Data excerpts:
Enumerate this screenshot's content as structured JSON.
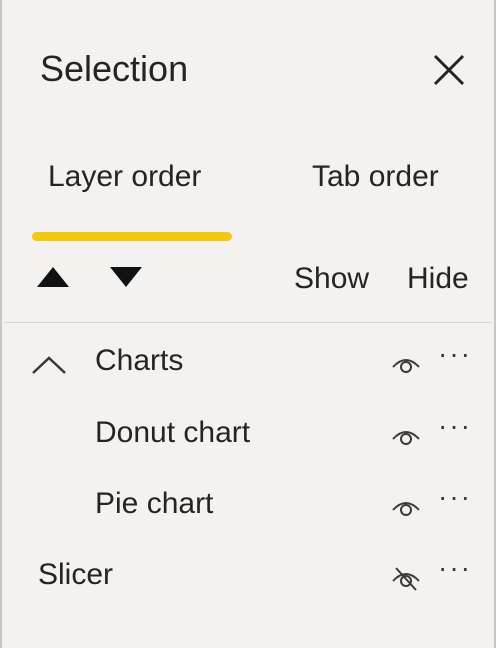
{
  "header": {
    "title": "Selection",
    "close_icon": "close-icon"
  },
  "tabs": [
    {
      "label": "Layer order",
      "active": true
    },
    {
      "label": "Tab order",
      "active": false
    }
  ],
  "accent_color": "#f2c811",
  "toolbar": {
    "move_up_icon": "triangle-up-icon",
    "move_down_icon": "triangle-down-icon",
    "show_label": "Show",
    "hide_label": "Hide"
  },
  "layers": [
    {
      "label": "Charts",
      "type": "group",
      "expanded": true,
      "visible": true,
      "more": "···"
    },
    {
      "label": "Donut chart",
      "type": "child",
      "visible": true,
      "more": "···"
    },
    {
      "label": "Pie chart",
      "type": "child",
      "visible": true,
      "more": "···"
    },
    {
      "label": "Slicer",
      "type": "item",
      "visible": false,
      "more": "···"
    }
  ]
}
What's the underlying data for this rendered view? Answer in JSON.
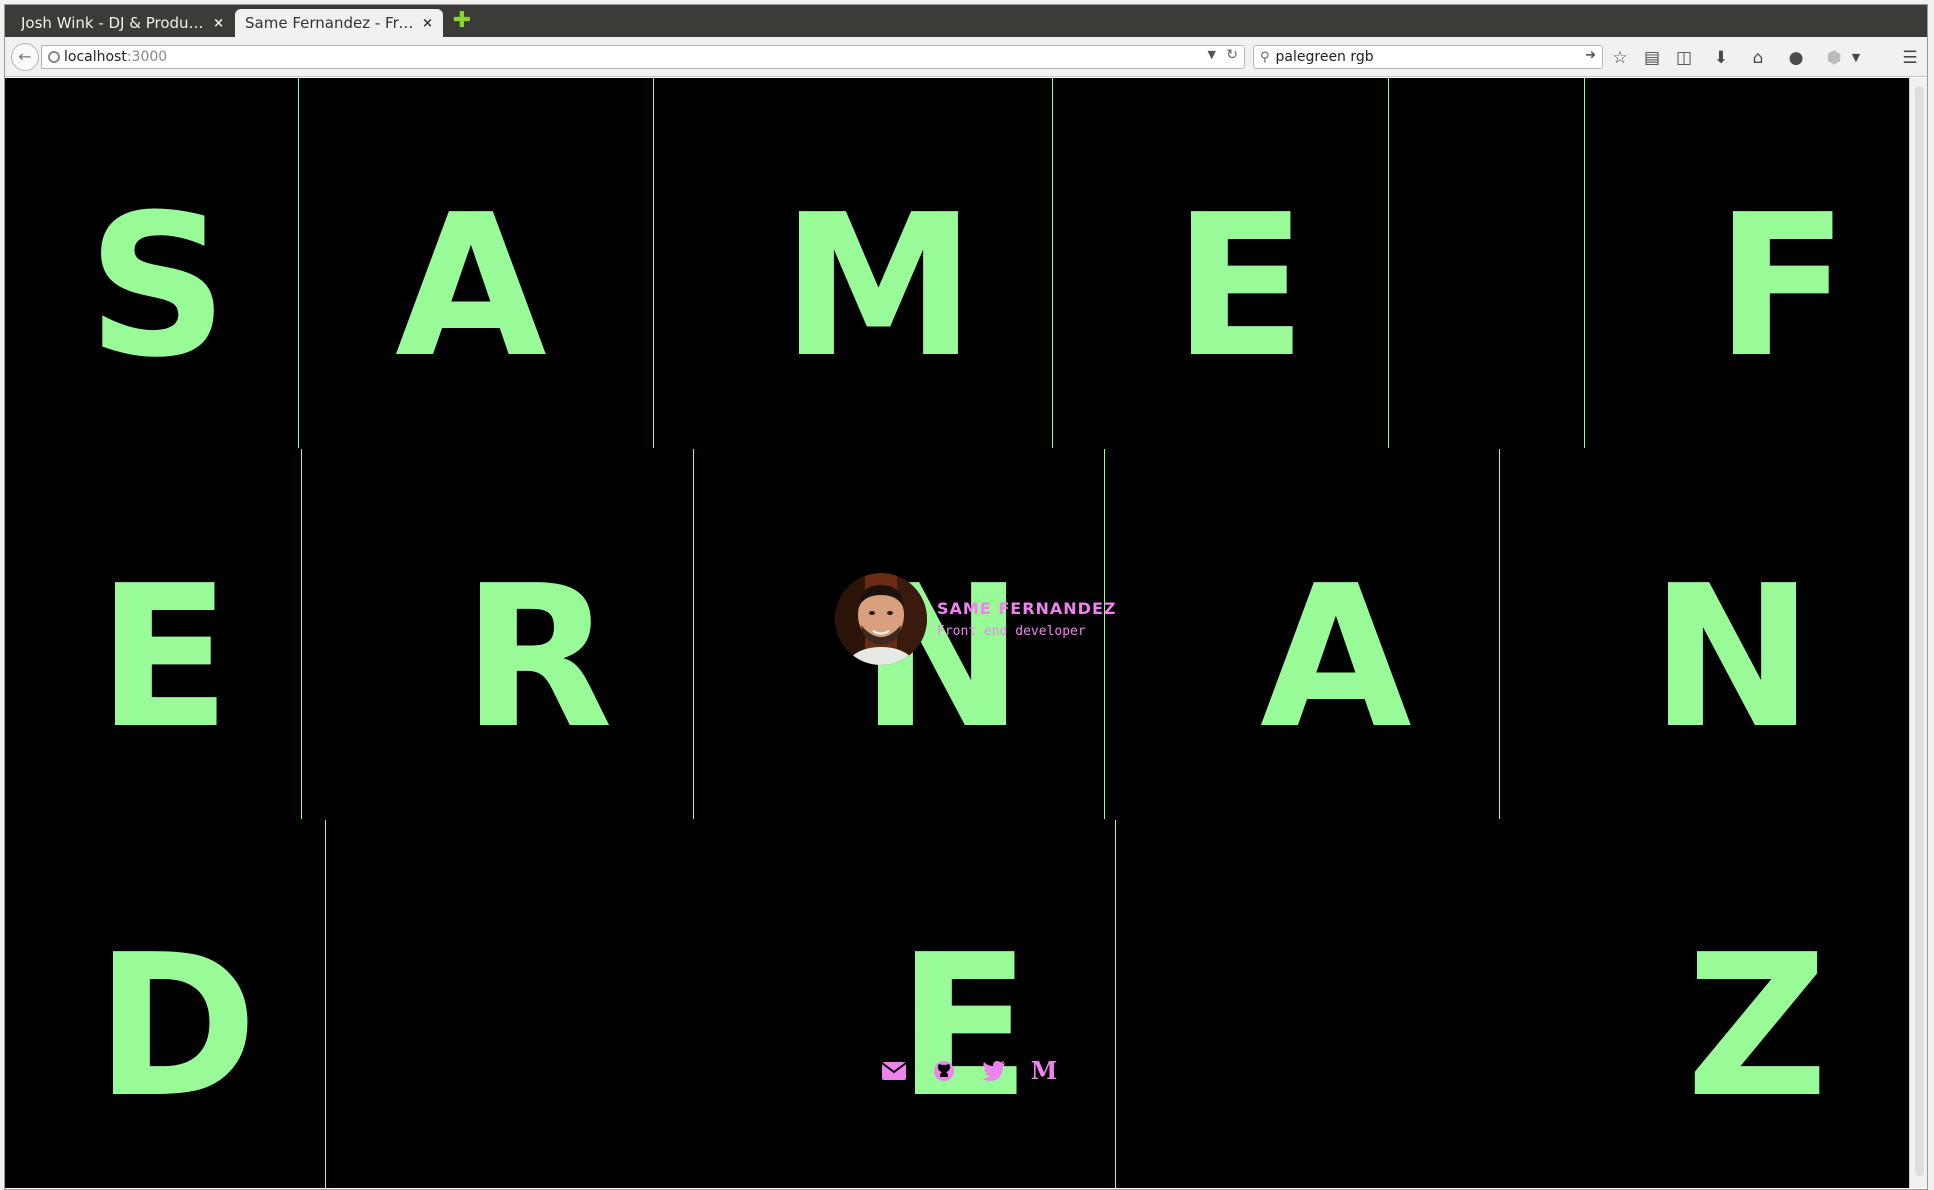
{
  "browser": {
    "tabs": [
      {
        "title": "Josh Wink - DJ & Producer",
        "close": "×"
      },
      {
        "title": "Same Fernandez - Front...",
        "close": "×"
      }
    ],
    "new_tab": "✚",
    "url_host": "localhost",
    "url_port": ":3000",
    "search_value": "palegreen rgb"
  },
  "colors": {
    "letters": "#98fb98",
    "accent": "#ee82ee",
    "background": "#000000"
  },
  "letters": [
    "S",
    "A",
    "M",
    "E",
    "F",
    "E",
    "R",
    "N",
    "A",
    "N",
    "D",
    "E",
    "Z"
  ],
  "profile": {
    "name": "SAME FERNANDEZ",
    "role": "Front end developer"
  },
  "social_icons": [
    "envelope-icon",
    "github-icon",
    "twitter-icon",
    "medium-icon"
  ]
}
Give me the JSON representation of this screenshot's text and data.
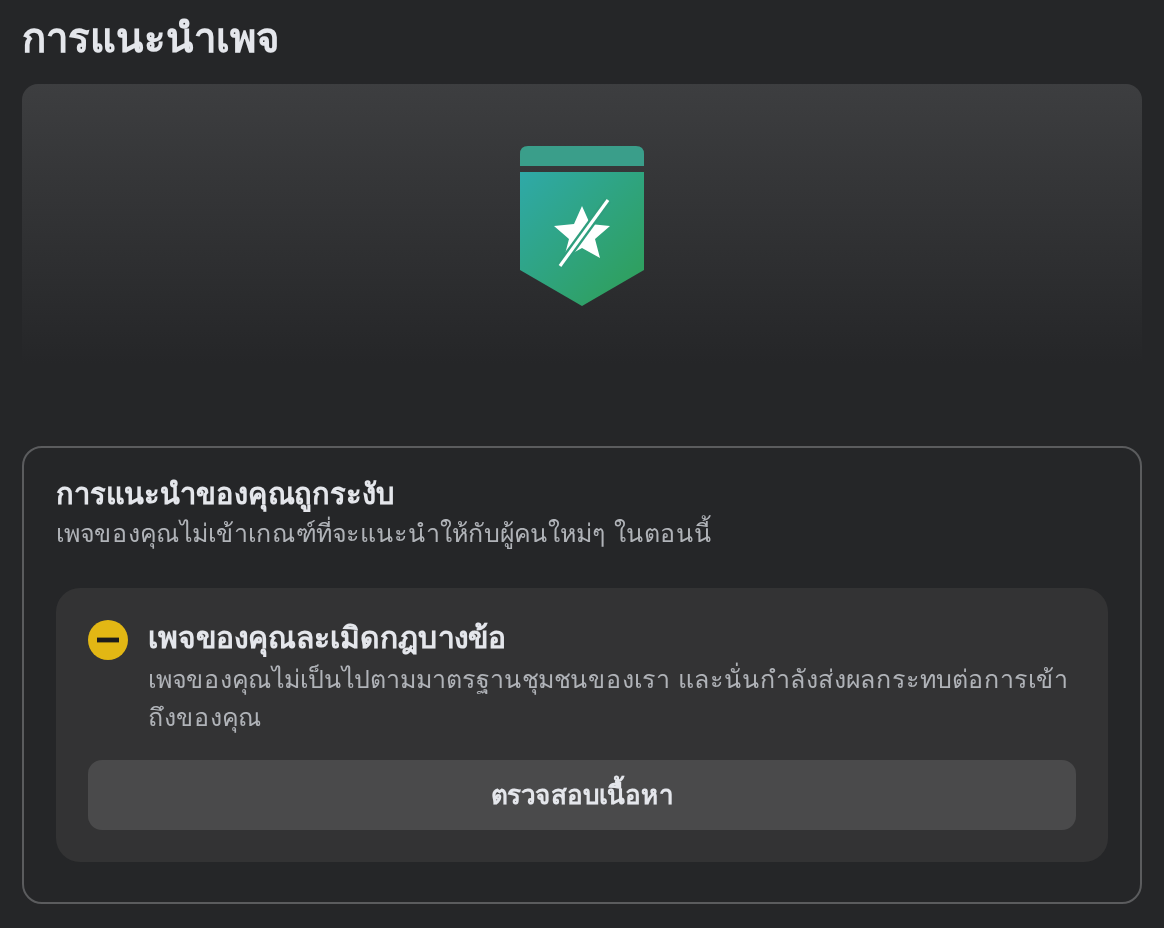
{
  "page": {
    "title": "การแนะนำเพจ"
  },
  "status_card": {
    "title": "การแนะนำของคุณถูกระงับ",
    "description": "เพจของคุณไม่เข้าเกณฑ์ที่จะแนะนำให้กับผู้คนใหม่ๆ ในตอนนี้",
    "issue": {
      "kind": "warning",
      "title": "เพจของคุณละเมิดกฎบางข้อ",
      "description": "เพจของคุณไม่เป็นไปตามมาตรฐานชุมชนของเรา และนั่นกำลังส่งผลกระทบต่อการเข้าถึงของคุณ",
      "button": "ตรวจสอบเนื้อหา"
    }
  }
}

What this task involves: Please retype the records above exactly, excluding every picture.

Answer for the task:
Enumerate this screenshot's content as structured JSON.
{
  "header": {
    "title": "Selection",
    "close_icon": "close-icon"
  },
  "tabs": [
    {
      "label": "Layer order",
      "active": true
    },
    {
      "label": "Tab order",
      "active": false
    }
  ],
  "accent_color": "#f2c811",
  "toolbar": {
    "move_up_icon": "triangle-up-icon",
    "move_down_icon": "triangle-down-icon",
    "show_label": "Show",
    "hide_label": "Hide"
  },
  "layers": [
    {
      "label": "Charts",
      "type": "group",
      "expanded": true,
      "visible": true,
      "more": "···"
    },
    {
      "label": "Donut chart",
      "type": "child",
      "visible": true,
      "more": "···"
    },
    {
      "label": "Pie chart",
      "type": "child",
      "visible": true,
      "more": "···"
    },
    {
      "label": "Slicer",
      "type": "item",
      "visible": false,
      "more": "···"
    }
  ]
}
What's the underlying data for this rendered view? Answer in JSON.
{
  "browser": {
    "tabs": [
      {
        "title": "Josh Wink - DJ & Producer",
        "close": "×"
      },
      {
        "title": "Same Fernandez - Front...",
        "close": "×"
      }
    ],
    "new_tab": "✚",
    "url_host": "localhost",
    "url_port": ":3000",
    "search_value": "palegreen rgb"
  },
  "colors": {
    "letters": "#98fb98",
    "accent": "#ee82ee",
    "background": "#000000"
  },
  "letters": [
    "S",
    "A",
    "M",
    "E",
    "F",
    "E",
    "R",
    "N",
    "A",
    "N",
    "D",
    "E",
    "Z"
  ],
  "profile": {
    "name": "SAME FERNANDEZ",
    "role": "Front end developer"
  },
  "social_icons": [
    "envelope-icon",
    "github-icon",
    "twitter-icon",
    "medium-icon"
  ]
}
Give me the JSON representation of this screenshot's text and data.
{
  "page": {
    "title": "การแนะนำเพจ"
  },
  "status_card": {
    "title": "การแนะนำของคุณถูกระงับ",
    "description": "เพจของคุณไม่เข้าเกณฑ์ที่จะแนะนำให้กับผู้คนใหม่ๆ ในตอนนี้",
    "issue": {
      "kind": "warning",
      "title": "เพจของคุณละเมิดกฎบางข้อ",
      "description": "เพจของคุณไม่เป็นไปตามมาตรฐานชุมชนของเรา และนั่นกำลังส่งผลกระทบต่อการเข้าถึงของคุณ",
      "button": "ตรวจสอบเนื้อหา"
    }
  }
}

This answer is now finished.